​AMK atelier is my Amsterdam based creative studio. I’m specialized in Technical Design, Garment Technology, Visual Merchandising and creative projects involving upcycling, recycling and natural dyeing.

​I have an education in Fashion and Textile Design, a further education in Garment Technology and experience in Visual Merchandising.


What are you currently working on?


At the moment I work on several projects. Together with a denim designer I create a small capsule collection of 7 styles. We work together from design brief to fittings; I create the CAD patterns and the 1st protos to sign off the designs. Finally, I cut and sew the final collection in the atelier.

Next to that, I deliver workshops and education for clients such as AMFI, Blueprint Amsterdam, House of Denim/Denim City, and through my atelier to consumers. Examples on workshops are repair and recycling, patternmaking for beginners, washing, and sustainability, indigo dyeing.



I support brands with fit developments and technical designs, as well as a strategy for how to build up a sustainable design and development organization. For the past 7 months, I worked closely together with Tenue. to develop their organization and collections.

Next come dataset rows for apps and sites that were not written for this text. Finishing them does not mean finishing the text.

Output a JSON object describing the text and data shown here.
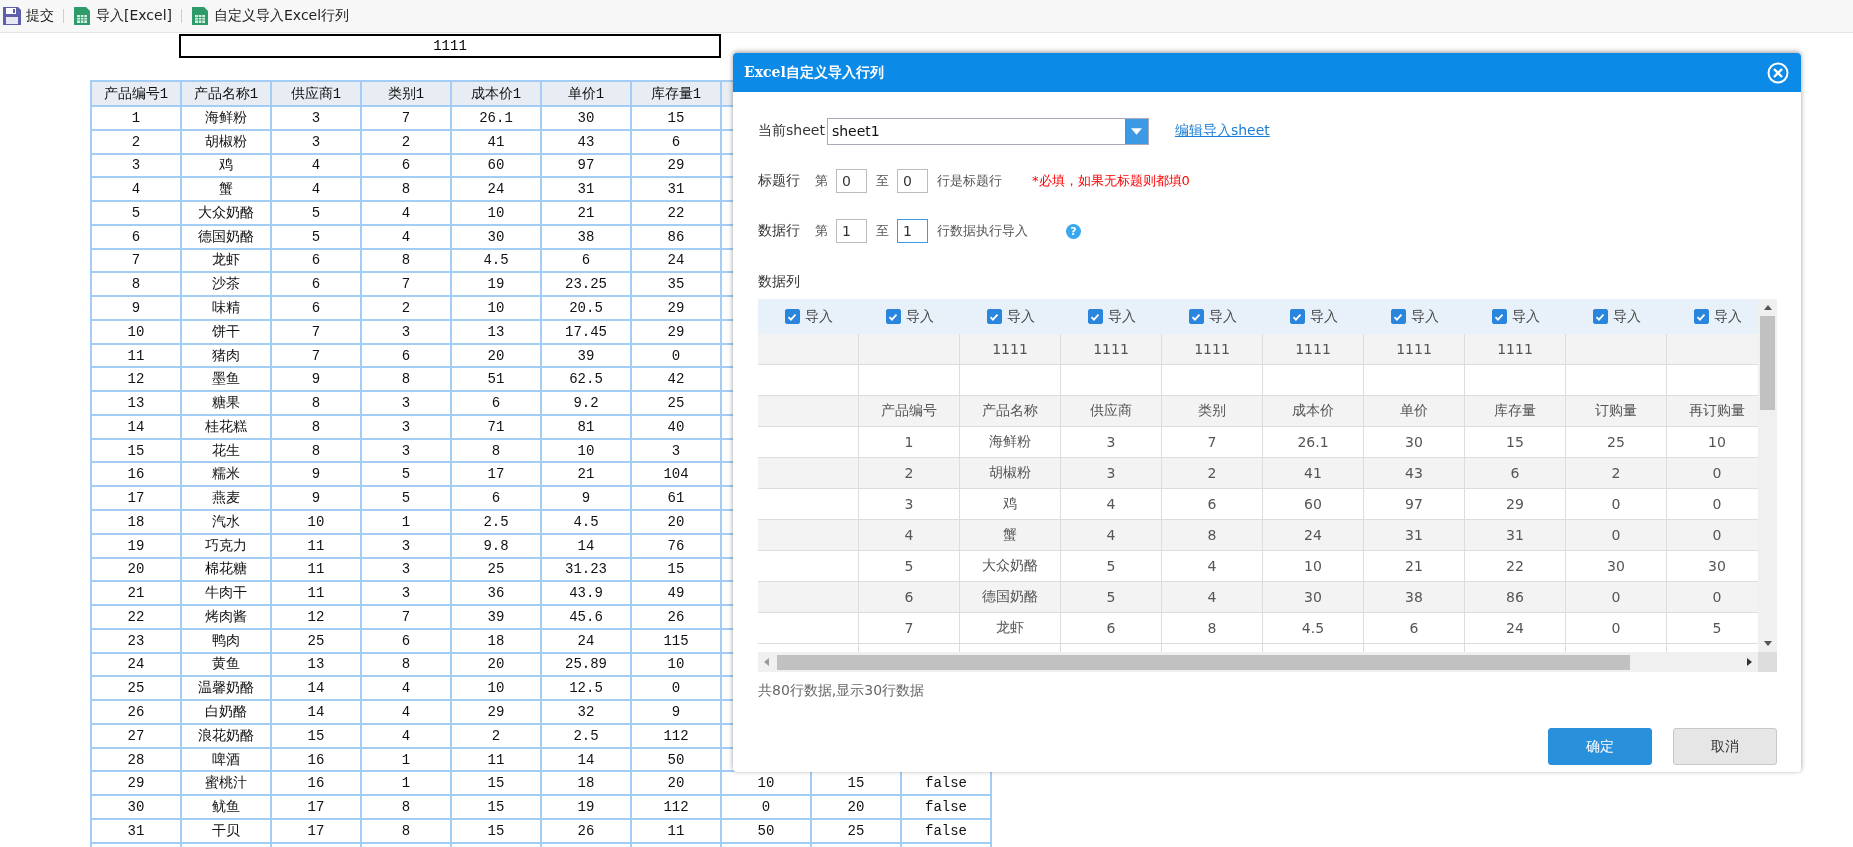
{
  "toolbar": [
    {
      "kind": "save",
      "label": "提交"
    },
    {
      "kind": "excel",
      "label": "导入[Excel]"
    },
    {
      "kind": "excel",
      "label": "自定义导入Excel行列"
    }
  ],
  "report_title": "1111",
  "table": {
    "columns": [
      "产品编号1",
      "产品名称1",
      "供应商1",
      "类别1",
      "成本价1",
      "单价1",
      "库存量1"
    ],
    "rows": [
      [
        "1",
        "海鲜粉",
        "3",
        "7",
        "26.1",
        "30",
        "15"
      ],
      [
        "2",
        "胡椒粉",
        "3",
        "2",
        "41",
        "43",
        "6"
      ],
      [
        "3",
        "鸡",
        "4",
        "6",
        "60",
        "97",
        "29"
      ],
      [
        "4",
        "蟹",
        "4",
        "8",
        "24",
        "31",
        "31"
      ],
      [
        "5",
        "大众奶酪",
        "5",
        "4",
        "10",
        "21",
        "22"
      ],
      [
        "6",
        "德国奶酪",
        "5",
        "4",
        "30",
        "38",
        "86"
      ],
      [
        "7",
        "龙虾",
        "6",
        "8",
        "4.5",
        "6",
        "24"
      ],
      [
        "8",
        "沙茶",
        "6",
        "7",
        "19",
        "23.25",
        "35"
      ],
      [
        "9",
        "味精",
        "6",
        "2",
        "10",
        "20.5",
        "29"
      ],
      [
        "10",
        "饼干",
        "7",
        "3",
        "13",
        "17.45",
        "29"
      ],
      [
        "11",
        "猪肉",
        "7",
        "6",
        "20",
        "39",
        "0"
      ],
      [
        "12",
        "墨鱼",
        "9",
        "8",
        "51",
        "62.5",
        "42"
      ],
      [
        "13",
        "糖果",
        "8",
        "3",
        "6",
        "9.2",
        "25"
      ],
      [
        "14",
        "桂花糕",
        "8",
        "3",
        "71",
        "81",
        "40"
      ],
      [
        "15",
        "花生",
        "8",
        "3",
        "8",
        "10",
        "3"
      ],
      [
        "16",
        "糯米",
        "9",
        "5",
        "17",
        "21",
        "104"
      ],
      [
        "17",
        "燕麦",
        "9",
        "5",
        "6",
        "9",
        "61"
      ],
      [
        "18",
        "汽水",
        "10",
        "1",
        "2.5",
        "4.5",
        "20"
      ],
      [
        "19",
        "巧克力",
        "11",
        "3",
        "9.8",
        "14",
        "76"
      ],
      [
        "20",
        "棉花糖",
        "11",
        "3",
        "25",
        "31.23",
        "15"
      ],
      [
        "21",
        "牛肉干",
        "11",
        "3",
        "36",
        "43.9",
        "49"
      ],
      [
        "22",
        "烤肉酱",
        "12",
        "7",
        "39",
        "45.6",
        "26"
      ],
      [
        "23",
        "鸭肉",
        "25",
        "6",
        "18",
        "24",
        "115"
      ],
      [
        "24",
        "黄鱼",
        "13",
        "8",
        "20",
        "25.89",
        "10"
      ],
      [
        "25",
        "温馨奶酪",
        "14",
        "4",
        "10",
        "12.5",
        "0"
      ],
      [
        "26",
        "白奶酪",
        "14",
        "4",
        "29",
        "32",
        "9"
      ],
      [
        "27",
        "浪花奶酪",
        "15",
        "4",
        "2",
        "2.5",
        "112"
      ],
      [
        "28",
        "啤酒",
        "16",
        "1",
        "11",
        "14",
        "50"
      ],
      [
        "29",
        "蜜桃汁",
        "16",
        "1",
        "15",
        "18",
        "20",
        "10",
        "15",
        "false"
      ],
      [
        "30",
        "鱿鱼",
        "17",
        "8",
        "15",
        "19",
        "112",
        "0",
        "20",
        "false"
      ],
      [
        "31",
        "干贝",
        "17",
        "8",
        "15",
        "26",
        "11",
        "50",
        "25",
        "false"
      ]
    ]
  },
  "dialog": {
    "title": "Excel自定义导入行列",
    "sheet_label": "当前sheet",
    "sheet_value": "sheet1",
    "edit_link": "编辑导入sheet",
    "title_row": {
      "label": "标题行",
      "from_word": "第",
      "from": "0",
      "to_word": "至",
      "to": "0",
      "suffix": "行是标题行",
      "note": "*必填，如果无标题则都填0"
    },
    "data_row": {
      "label": "数据行",
      "from_word": "第",
      "from": "1",
      "to_word": "至",
      "to": "1",
      "suffix": "行数据执行导入",
      "help": "?"
    },
    "columns_label": "数据列",
    "grid": {
      "checks": [
        {
          "label": "导入",
          "checked": true
        },
        {
          "label": "导入",
          "checked": true
        },
        {
          "label": "导入",
          "checked": true
        },
        {
          "label": "导入",
          "checked": true
        },
        {
          "label": "导入",
          "checked": true
        },
        {
          "label": "导入",
          "checked": true
        },
        {
          "label": "导入",
          "checked": true
        },
        {
          "label": "导入",
          "checked": true
        },
        {
          "label": "导入",
          "checked": true
        },
        {
          "label": "导入",
          "checked": true
        }
      ],
      "rows": [
        [
          null,
          null,
          "1111",
          "1111",
          "1111",
          "1111",
          "1111",
          "1111",
          null,
          null
        ],
        [
          null,
          null,
          null,
          null,
          null,
          null,
          null,
          null,
          null,
          null
        ],
        [
          null,
          "产品编号",
          "产品名称",
          "供应商",
          "类别",
          "成本价",
          "单价",
          "库存量",
          "订购量",
          "再订购量"
        ],
        [
          null,
          "1",
          "海鲜粉",
          "3",
          "7",
          "26.1",
          "30",
          "15",
          "25",
          "10"
        ],
        [
          null,
          "2",
          "胡椒粉",
          "3",
          "2",
          "41",
          "43",
          "6",
          "2",
          "0"
        ],
        [
          null,
          "3",
          "鸡",
          "4",
          "6",
          "60",
          "97",
          "29",
          "0",
          "0"
        ],
        [
          null,
          "4",
          "蟹",
          "4",
          "8",
          "24",
          "31",
          "31",
          "0",
          "0"
        ],
        [
          null,
          "5",
          "大众奶酪",
          "5",
          "4",
          "10",
          "21",
          "22",
          "30",
          "30"
        ],
        [
          null,
          "6",
          "德国奶酪",
          "5",
          "4",
          "30",
          "38",
          "86",
          "0",
          "0"
        ],
        [
          null,
          "7",
          "龙虾",
          "6",
          "8",
          "4.5",
          "6",
          "24",
          "0",
          "5"
        ]
      ]
    },
    "summary": "共80行数据,显示30行数据",
    "buttons": [
      {
        "kind": "primary",
        "label": "确定"
      },
      {
        "kind": "default",
        "label": "取消"
      }
    ]
  }
}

In between my projects, I play in my atelier creating products from upcycled fabrics or garments that I sell through my website or markets.


What is the biggest achievement so far in your career?


For me my biggest achievement is living my dream, to be able to run AMK atelier with creative projects and to inspire and educate others to create sustainable products and work with their hands. I have had the luck to work with talented brands and designers as well as private people who are not working in the fashion industry. The diversity in my clients makes me grow with every project.



What is/are your favorite denim brand(s), and why?


Actually, my favorite denim is all the jeans people already own and walked, danced, and worked in for years, which can be repaired and handed over to the next generation.

Brands I admire are brands that recreate or upcycle already produced stock to something new and fresh! There are also a lot of inspiring women’s brands in “workwear” which I love. It’s important to me that function, design, and quality go hand in hand, which usually is combined in workwear. Below are some brands I admire!

1offparis

by_sarah-johnson

girlsofdust


What is your favorite denim store, and why?


I’m a big fan of Japanese culture, food and denims. I’m very inspired by their way of caring for every little detail and to let things take the time that’s needed to get the products just right. It doesn’t matter if it comes to food, garments, or concepts, it’s all thought through and beautifully presented. One of my favorite stores, therefore, is Blue Blue Japan in Tokyo. The shop feels humble and it’s placed in the city in a delicate way, with a feeling of quality and creativity.


What do you think we can expect in the (near) future of denim developments as it comes to sustainability?


Producing less, and more digital. I expect for example many more denim developments using 3D designs for selling and product developments, but also for our online lifestyle. Using advanced digital tools, we need fewer samples and products, we can shorten both the development lead times, lower development fabric costs, and do with less shipping. But I also believe more of our fashion expression will be shown online as well, so our 3D designs will also be a platform for our fashion to grow online. However, this will be growing next to our physical work, where I strongly believe and hope that the consumer will be more educated about the processes for how the clothing production looks like. And by having more knowledge, I hope they slowly purchase a “cleaner” wardrobe.